Bamm-Bamm, warrior of the Rubble clan: level 1; strength tasks as level 6; club attack inflicts 6 points of damage

Are You a God?

Monte Cook Games has a Kickstarter running right now for “Worlds of the Cypher System,” featuring three setting books for their Cypher System game (which I love). All three sound great, but today let’s check out the Gods of the Fall setting, by Bruce Cordell:

The old gods are dead. Burning and crumbling, the divine realm dropped from the sky and smashed into the world like a vengeful star. The earth was plunged into darkness. Hope shriveled. Life has become cheap, brutal, and short. But from the ashes of this catastrophe, you can awaken your own divine spark. Claim a dominion; declare yourself the god of War, of the Hunt, of Winter, of Fire, or of the realm of your choice. And if you can complete your divine labors, fulfill prophecy, and throw down the despots that rose in place of the fallen gods, you might redeem a world fallen into evil. You might truly become—a god!

How cool is that! You can eventually play as a god!

Now, I know you’re already thinking of the possibilities. “I could become the god of war,” you think! “Or the god of time!” What power!

Slow down there, Mr. Deity. Here’s my suggestion: Don’t aim for the top right away. It’s a lot of responsibility being, say, the god of death. One little slip-up and you might depopulate the wrong continent! So start small. Be a god in training, and roll a d20 on the tables below to see what kind of junior god you should be.

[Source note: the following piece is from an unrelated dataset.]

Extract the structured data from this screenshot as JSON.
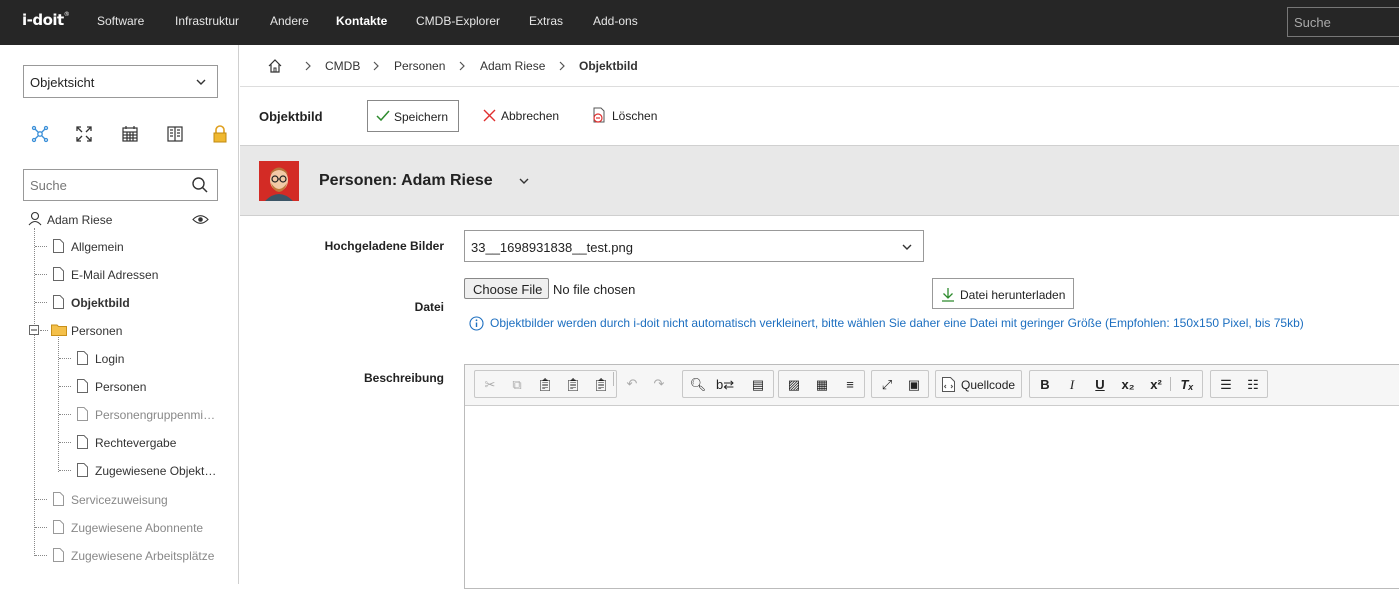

(It may turn out that your power doesn’t match your divine domain. No matter. The gods work in mysterious ways.)

You are the god of…

  1. Cookies 
  2. Crippling back pain 
  3. Déjà vu 
  4. Facial hair 
  5. Food spoilage 
  6. Goosebumps 
  7. Hangovers 
  8. Hiccups 
  9. Homonyms 
  10. Ladybugs 
  11. Nearsightedness 
  12. Odors 
  13. One night stands 
  14. Oversleeping 
  15. Profanity 
  16. Puns 
  17. Rainbows 
  18. Static electricity 
  19. Underwear 
  20. Vertigo 

Your signature godly power is…

  1. animating leaves on a windy day
  2. avoiding spoilers
  3. communicating using only your eyebrows
  4. creating “to-do” lists
  5. decreasing the calorie count in foods
  6. detecting sarcasm
  7. finding that itchy spot on a dog that makes him kick his leg
  8. healing damaged clothes
  9. leaning back in a chair and balancing it on two legs
  10. levitating balloons
  11. motivating toddlers
  12. playing both sides of “good cop / bad cop”
  13. purring like a kitten
  14. scintillating conversation 
  15. sleeping through anything
  16. speed reading
  17. spelling
  18. summoning slugs
  19. turning things purple
  20. ultrasonic yodeling